Where "title" occurs in a line of the entries below, copy that line.

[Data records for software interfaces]
== == ==
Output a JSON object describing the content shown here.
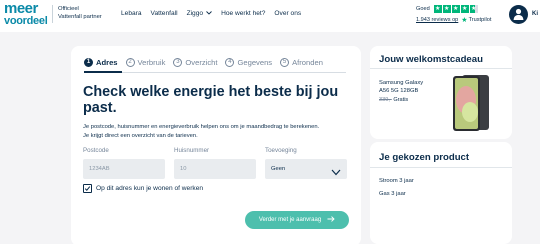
{
  "header": {
    "logo_top": "meer",
    "logo_bottom": "voordeel",
    "partner_line1": "Officieel",
    "partner_line2": "Vattenfall partner",
    "nav": [
      {
        "label": "Lebara"
      },
      {
        "label": "Vattenfall"
      },
      {
        "label": "Ziggo",
        "dropdown": true
      },
      {
        "label": "Hoe werkt het?"
      },
      {
        "label": "Over ons"
      }
    ],
    "review_label": "Goed",
    "review_count": "1.943 reviews op",
    "review_platform": "Trustpilot",
    "user_cut_text": "Ki",
    "trustpilot_color": "#00b67a"
  },
  "steps": [
    {
      "num": "1",
      "label": "Adres",
      "active": true
    },
    {
      "num": "2",
      "label": "Verbruik"
    },
    {
      "num": "3",
      "label": "Overzicht"
    },
    {
      "num": "4",
      "label": "Gegevens"
    },
    {
      "num": "5",
      "label": "Afronden"
    }
  ],
  "form": {
    "heading": "Check welke energie het beste bij jou past.",
    "description_line1": "Je postcode, huisnummer en energieverbruik helpen ons om je maandbedrag te berekenen.",
    "description_line2": "Je krijgt direct een overzicht van de tarieven.",
    "postcode_label": "Postcode",
    "postcode_placeholder": "1234AB",
    "huisnummer_label": "Huisnummer",
    "huisnummer_placeholder": "10",
    "toevoeging_label": "Toevoeging",
    "toevoeging_value": "Geen",
    "checkbox_label": "Op dit adres kun je wonen of werken",
    "checkbox_checked": true,
    "submit_label": "Verder met je aanvraag"
  },
  "welcome": {
    "title": "Jouw welkomstcadeau",
    "product_line1": "Samsung Galaxy",
    "product_line2": "A56 5G 128GB",
    "old_price": "339,-",
    "price_label": "Gratis"
  },
  "chosen": {
    "title": "Je gekozen product",
    "items": [
      "Stroom 3 jaar",
      "Gas 3 jaar"
    ]
  },
  "colors": {
    "primary_dark": "#0b2c4a",
    "brand": "#0b8aa8",
    "cta": "#4dbfad"
  }
}
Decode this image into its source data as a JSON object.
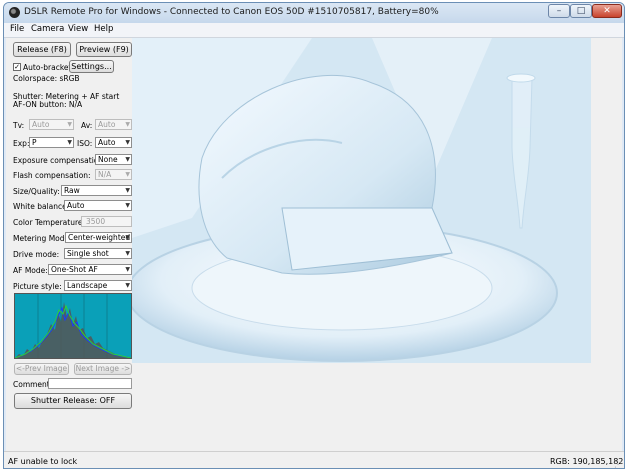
{
  "window": {
    "title": "DSLR Remote Pro for Windows - Connected to Canon EOS 50D #1510705817, Battery=80%",
    "controls": {
      "minimize": "–",
      "maximize": "□",
      "close": "✕"
    }
  },
  "menu": {
    "items": [
      "File",
      "Camera",
      "View",
      "Help"
    ]
  },
  "panel": {
    "release_label": "Release (F8)",
    "preview_label": "Preview (F9)",
    "auto_bracket_label": "Auto-bracket",
    "auto_bracket_checked": "✓",
    "settings_label": "Settings...",
    "colorspace": "Colorspace: sRGB",
    "shutter_info": "Shutter: Metering + AF start",
    "afon_info": "AF-ON button: N/A",
    "tv_label": "Tv:",
    "tv_value": "Auto",
    "av_label": "Av:",
    "av_value": "Auto",
    "exp_label": "Exp:",
    "exp_value": "P",
    "iso_label": "ISO:",
    "iso_value": "Auto",
    "exposure_comp_label": "Exposure compensation:",
    "exposure_comp_value": "None",
    "flash_comp_label": "Flash compensation:",
    "flash_comp_value": "N/A",
    "size_quality_label": "Size/Quality:",
    "size_quality_value": "Raw",
    "white_balance_label": "White balance:",
    "white_balance_value": "Auto",
    "color_temp_label": "Color Temperature:",
    "color_temp_value": "3500",
    "metering_label": "Metering Mode:",
    "metering_value": "Center-weighted",
    "drive_label": "Drive mode:",
    "drive_value": "Single shot",
    "af_mode_label": "AF Mode:",
    "af_mode_value": "One-Shot AF",
    "picture_style_label": "Picture style:",
    "picture_style_value": "Landscape",
    "prev_image_label": "<-Prev Image",
    "next_image_label": "Next Image ->",
    "comment_label": "Comment:",
    "comment_value": "",
    "shutter_release_label": "Shutter Release: OFF"
  },
  "status": {
    "left": "AF unable to lock",
    "right": "RGB: 190,185,182"
  },
  "colors": {
    "histogram_bg": "#0aa0b8",
    "close_button": "#c8432d"
  }
}
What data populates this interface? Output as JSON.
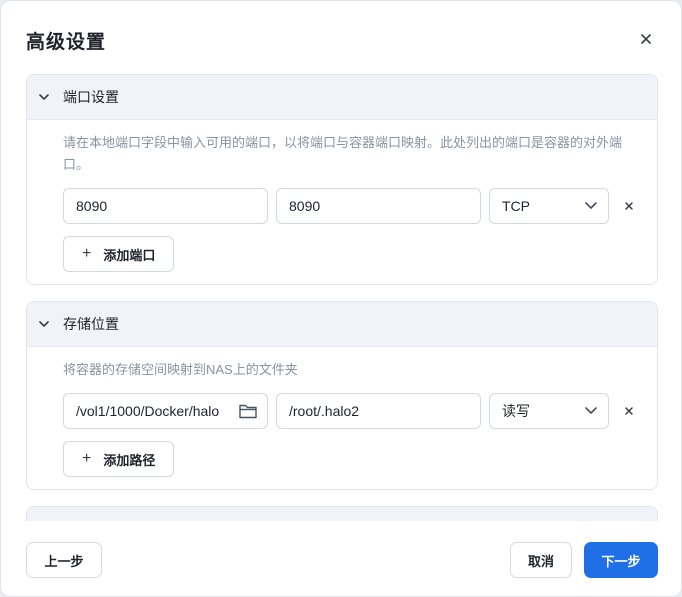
{
  "dialog": {
    "title": "高级设置"
  },
  "ports": {
    "title": "端口设置",
    "description": "请在本地端口字段中输入可用的端口，以将端口与容器端口映射。此处列出的端口是容器的对外端口。",
    "rows": [
      {
        "local_port": "8090",
        "container_port": "8090",
        "protocol": "TCP"
      }
    ],
    "add_label": "添加端口"
  },
  "storage": {
    "title": "存储位置",
    "description": "将容器的存储空间映射到NAS上的文件夹",
    "rows": [
      {
        "nas_path": "/vol1/1000/Docker/halo",
        "container_path": "/root/.halo2",
        "permission": "读写"
      }
    ],
    "add_label": "添加路径"
  },
  "footer": {
    "prev_label": "上一步",
    "cancel_label": "取消",
    "next_label": "下一步"
  },
  "colors": {
    "primary": "#1f6fe6",
    "section_header_bg": "#f0f3f8",
    "description_text": "#8a93a0"
  },
  "icons": [
    "close-icon",
    "chevron-down-icon",
    "select-arrow-icon",
    "remove-icon",
    "plus-icon",
    "folder-icon"
  ]
}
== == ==
Response box –
    "title": "Jouw welkomstcadeau",
    "title": "Je gekozen product",
    "title": "DSLR Remote Pro for Windows - Connected to Canon EOS 50D #1510705817, Battery=80%",
    "title": "高级设置"
    "title": "端口设置",
    "title": "存储位置",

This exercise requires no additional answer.